There were a couple of sessions that I wanted to see but missed, either because they conflicted with another or because I had keeled over from exhaustion. (Sadly, my chronic rapid insomnia/narcolepsy cycle does not mesh well with a convention schedule.) Iâ€™m counting on the video recordings to help me fill in the gaps.
FinCon also contributed to the crystallization of my own sense of what I donâ€™t want to do. Iâ€™m not going to call anyone out in particular, but some people are pushing ideas about blogging/writing/marketing which strike me as wildly — sometimes even appallingly! — wrongheaded.

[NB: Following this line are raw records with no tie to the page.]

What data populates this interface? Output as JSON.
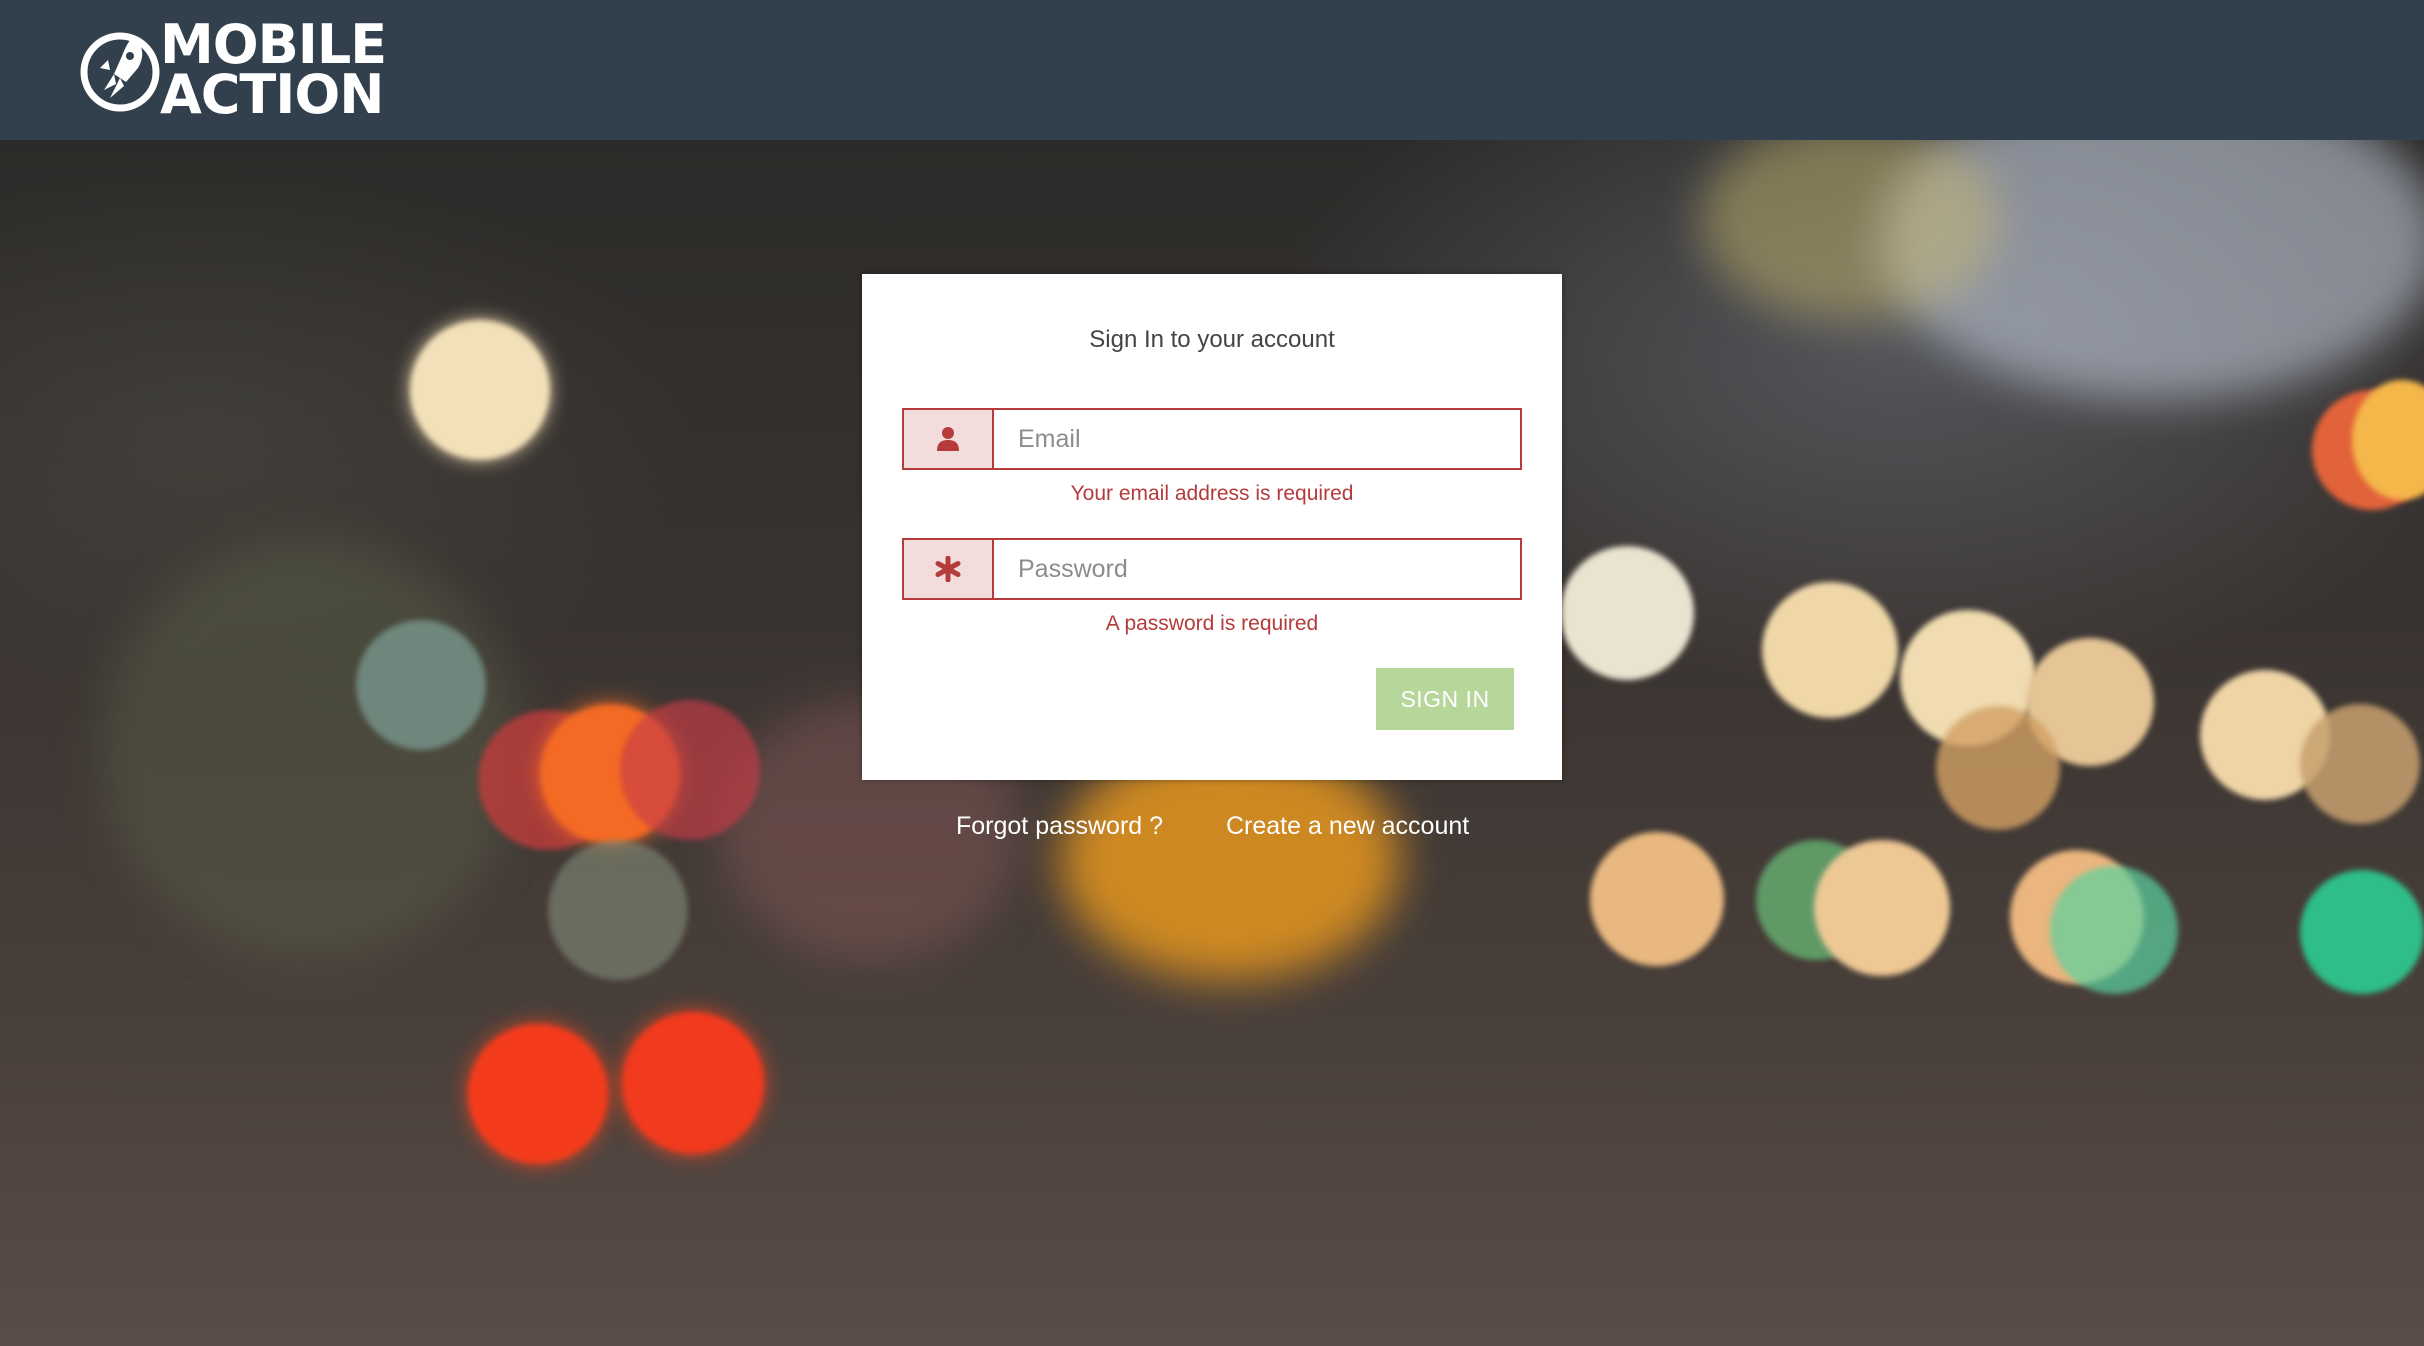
{
  "header": {
    "logo_line1": "MOBILE",
    "logo_line2": "ACTION",
    "logo_icon": "rocket-icon"
  },
  "signin": {
    "title": "Sign In to your account",
    "email": {
      "icon": "user-icon",
      "placeholder": "Email",
      "value": "",
      "error": "Your email address is required"
    },
    "password": {
      "icon": "asterisk-icon",
      "placeholder": "Password",
      "value": "",
      "error": "A password is required"
    },
    "submit_label": "SIGN IN"
  },
  "links": {
    "forgot": "Forgot password ?",
    "create": "Create a new account"
  },
  "colors": {
    "header_bg": "#323f4c",
    "error": "#b53b3b",
    "addon_bg": "#f2dcdc",
    "button_bg": "#b7d69a"
  }
}
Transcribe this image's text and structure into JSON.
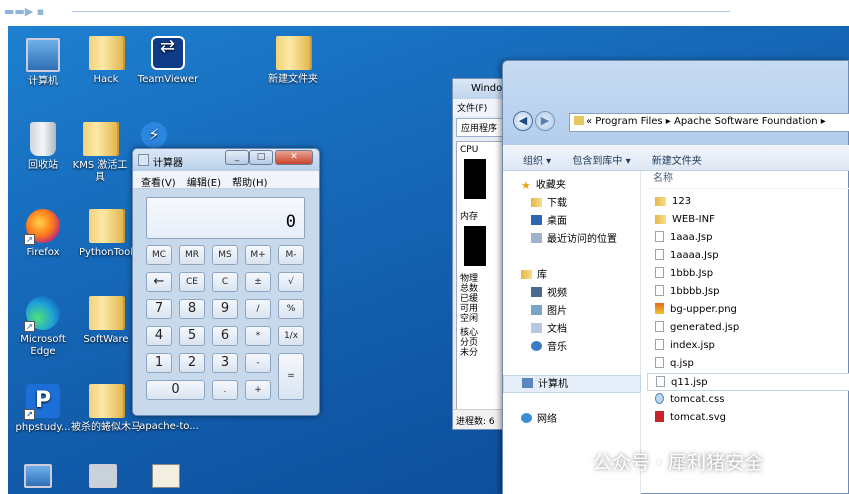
{
  "desktop_icons": [
    {
      "label": "计算机"
    },
    {
      "label": "Hack"
    },
    {
      "label": "TeamViewer"
    },
    {
      "label": "新建文件夹"
    },
    {
      "label": "回收站"
    },
    {
      "label": "KMS 激活工具"
    },
    {
      "label": "Firefox"
    },
    {
      "label": "PythonTool"
    },
    {
      "label": "Microsoft Edge"
    },
    {
      "label": "SoftWare"
    },
    {
      "label": "phpstudy..."
    },
    {
      "label": "被杀的蜷似木马"
    },
    {
      "label": "apache-to..."
    }
  ],
  "calculator": {
    "title": "计算器",
    "menu": [
      "查看(V)",
      "编辑(E)",
      "帮助(H)"
    ],
    "display": "0",
    "keys": [
      "MC",
      "MR",
      "MS",
      "M+",
      "M-",
      "←",
      "CE",
      "C",
      "±",
      "√",
      "7",
      "8",
      "9",
      "/",
      "%",
      "4",
      "5",
      "6",
      "*",
      "1/x",
      "1",
      "2",
      "3",
      "-",
      "=",
      "0",
      ".",
      "+"
    ]
  },
  "taskmgr": {
    "title": "Windo",
    "menu": "文件(F)",
    "tab": "应用程序",
    "cpu": "CPU",
    "mem": "内存",
    "stats": [
      "物理",
      "总数",
      "已缓",
      "可用",
      "空闲",
      "核心",
      "分页",
      "未分"
    ],
    "status": "进程数: 6"
  },
  "explorer": {
    "address": "« Program Files ▸ Apache Software Foundation ▸",
    "toolbar": [
      "组织 ▾",
      "包含到库中 ▾",
      "新建文件夹"
    ],
    "nav": [
      "收藏夹",
      "下载",
      "桌面",
      "最近访问的位置",
      "库",
      "视频",
      "图片",
      "文档",
      "音乐",
      "计算机",
      "网络"
    ],
    "column_header": "名称",
    "files": [
      {
        "name": "123",
        "type": "fold"
      },
      {
        "name": "WEB-INF",
        "type": "fold"
      },
      {
        "name": "1aaa.Jsp",
        "type": "doc"
      },
      {
        "name": "1aaaa.Jsp",
        "type": "doc"
      },
      {
        "name": "1bbb.Jsp",
        "type": "doc"
      },
      {
        "name": "1bbbb.Jsp",
        "type": "doc"
      },
      {
        "name": "bg-upper.png",
        "type": "img"
      },
      {
        "name": "generated.jsp",
        "type": "doc"
      },
      {
        "name": "index.jsp",
        "type": "doc"
      },
      {
        "name": "q.jsp",
        "type": "doc"
      },
      {
        "name": "q11.jsp",
        "type": "doc"
      },
      {
        "name": "tomcat.css",
        "type": "css"
      },
      {
        "name": "tomcat.svg",
        "type": "svg"
      }
    ]
  },
  "watermark": "公众号 · 犀利猪安全"
}
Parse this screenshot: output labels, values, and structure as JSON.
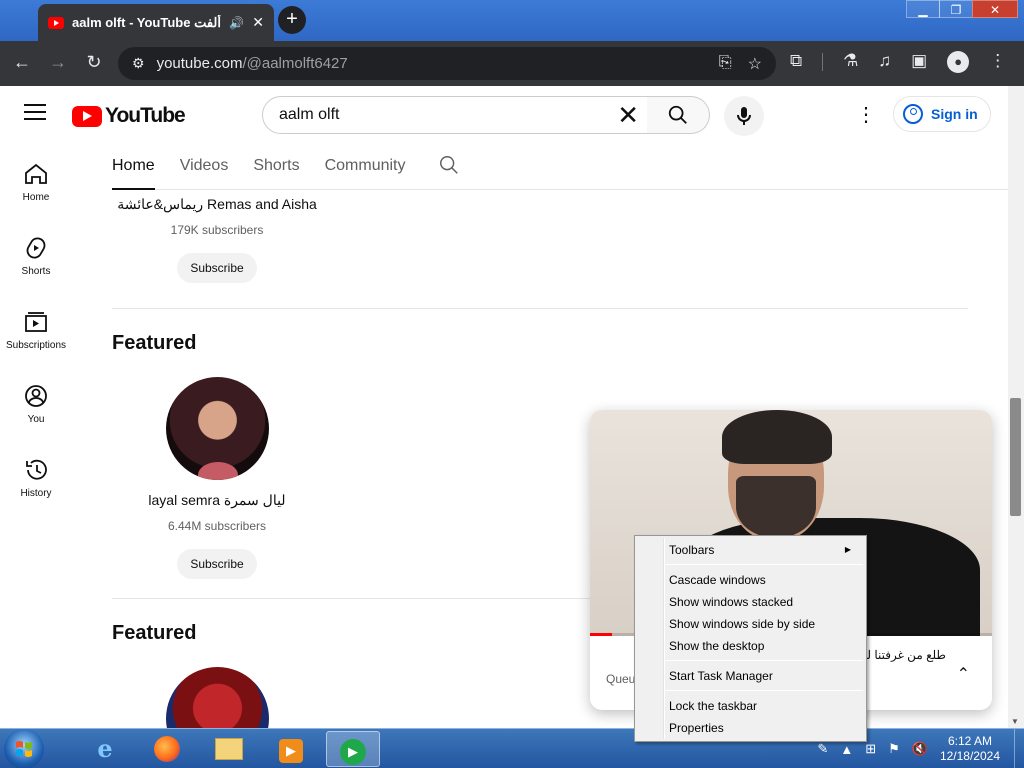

In retrospect I think I was silly to try to â€˜prepareâ€™ for the convention by reading other attendeesâ€™ blogs. With 400 people in attendance, the overlap between my randomized pre-reading and the people I actually met was nearly zero. And Iâ€™ve concluded that, as the comments to my pre-FinCon post suggested, reading All The Things is neither sustainable or useful in the long run.
But I did at least get a snapshot of what other bloggers are currently doing in this field. And if the result is a resolve to deliberately (rather than accidentally) position myself away from the herd, well … I donâ€™t think thatâ€™s necessarily a bad thing. Several people have told me recently that they read Pocketmint even though they donâ€™t read any other personal finance blogs, or even any other blogs at all.
On Sunday I ended up on stage in front of a couple hundred people, thanks to my pal JD. This was not part of the original weekend plan. I had a vague idea of what he was going to ask me, but had to handle the specifics on the fly. I babbled a little. Gotta work on the public speaking, especially the extemporaneous part.
Putting that on my to-do list now. Item #237, or thereabouts. (sigh)